You are required to be part of an ‘integrated team’ and at some point, you will have to pass your design over to a contractor who, you are sure, will not understand your vision and butcher it in the process of building it.

The role of the architect is changing. It’s not a bad thing.

Architects could be the heart of construction, if they opened themselves up to the whole process

Young people who are attracted to the big-name careers (architect and engineer) have a huge amount to offer that they aren’t getting to do as the engineer or architect, so are switching career paths to other kinds of management. So why can’t an architect also be a project manager? The role of the architect was historically the role of the master builder – the individual who had the grand plan and oversaw the whole project. Now it seems that architects are only really involved in pre-construction. When architects are inherently highly

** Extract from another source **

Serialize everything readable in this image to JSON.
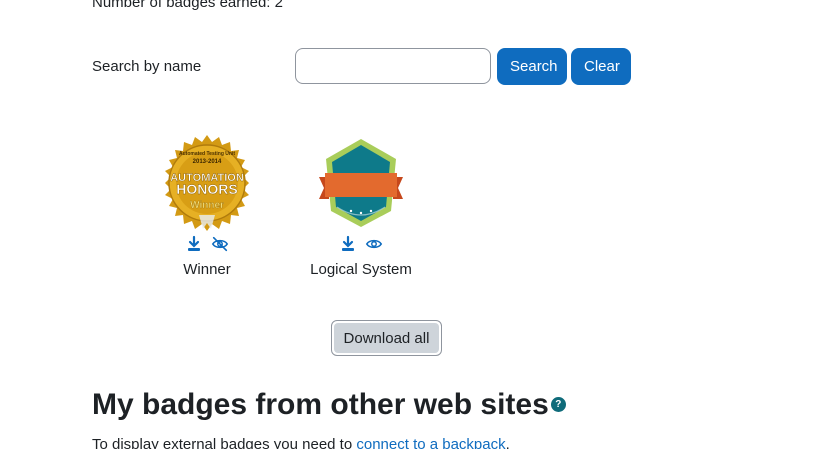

skilled, organised, driven individuals with an eye for detail and a creative flair for understanding how the design of a place impacts the user, it is such a waste to limit their scope and not utilise their skills throughout the construction process. There’s been call for reform to architectural education and movement is happening – the results of the RIBA Education Review aren’t exactly ground breaking, but architecture apprenticeships now exist and I’m excited to see the kind of architects this creates - however the main

route to qualification still involves five years of university education instilling the same damaging and limiting preconceptions into students. The establishment is reluctant to accept that the role of the architect is changing.

Architects could be great project managers. They are already perfectly placed with input throughout the whole design and construction process, but have limited what that input is by saying ‘other people will do that’ or ‘other people are responsible for that’.

Which brings me to my next unpopular word: risk – “expose (someone or something valued) to danger, harm, or loss.” The construction industry is so bad at working collaboratively because there is a deeply ingrained culture of blame. Every company is focused on reducing their liability and their potential exposure to risk. While this is not a bad business strategy, it is not in the client’s – or the project’s – interests.

This culture has resulted in compartmentation of design and construction teams, and a linear design process: • the architect designs a square • the engineer designs the square’s structure • the M&E consultant fills the square with equipment

• the contractor prices the square structure filled with M&E equipment.

Has anyone questioned whether a square was the right shape? What if a rectangle was actually more cost effective and the contractor could tell you that, but he is too far down the linear process to have any input and it’s already cost £40k in consultant’s fees, the architect’s ego doesn’t like to be questioned on design decisions, and it’s too risky to change it now.


Page 1  |  Page 2  |  Page 3  |  Page 4  |  Page 5  |  Page 6  |  Page 7  |  Page 8  |  Page 9  |  Page 10  |  Page 11  |  Page 12  |  Page 13  |  Page 14  |  Page 15  |  Page 16  |  Page 17  |  Page 18  |  Page 19  |  Page 20  |  Page 21  |  Page 22  |  Page 23  |  Page 24  |  Page 25  |  Page 26  |  Page 27  |  Page 28  |  Page 29  |  Page 30  |  Page 31  |  Page 32  |  Page 33  |  Page 34  |  Page 35  |  Page 36  |  Page 37  |  Page 38  |  Page 39  |  Page 40  |  Page 41  |  Page 42  |  Page 43  |  Page 44  |  Page 45  |  Page 46  |  Page 47  |  Page 48  |  Page 49  |  Page 50  |  Page 51  |  Page 52  |  Page 53  |  Page 54  |  Page 55  |  Page 56  |  Page 57  |  Page 58  |  Page 59  |  Page 60  |  Page 61  |  Page 62  |  Page 63  |  Page 64  |  Page 65  |  Page 66  |  Page 67  |  Page 68  |  Page 69  |  Page 70  |  Page 71  |  Page 72  |  Page 73  |  Page 74  |  Page 75  |  Page 76  |  Page 77  |  Page 78  |  Page 79  |  Page 80  |  Page 81  |  Page 82  |  Page 83  |  Page 84  |  Page 85  |  Page 86  |  Page 87  |  Page 88  |  Page 89  |  Page 90  |  Page 91  |  Page 92  |  Page 93  |  Page 94  |  Page 95  |  Page 96  |  Page 97  |  Page 98  |  Page 99  |  Page 100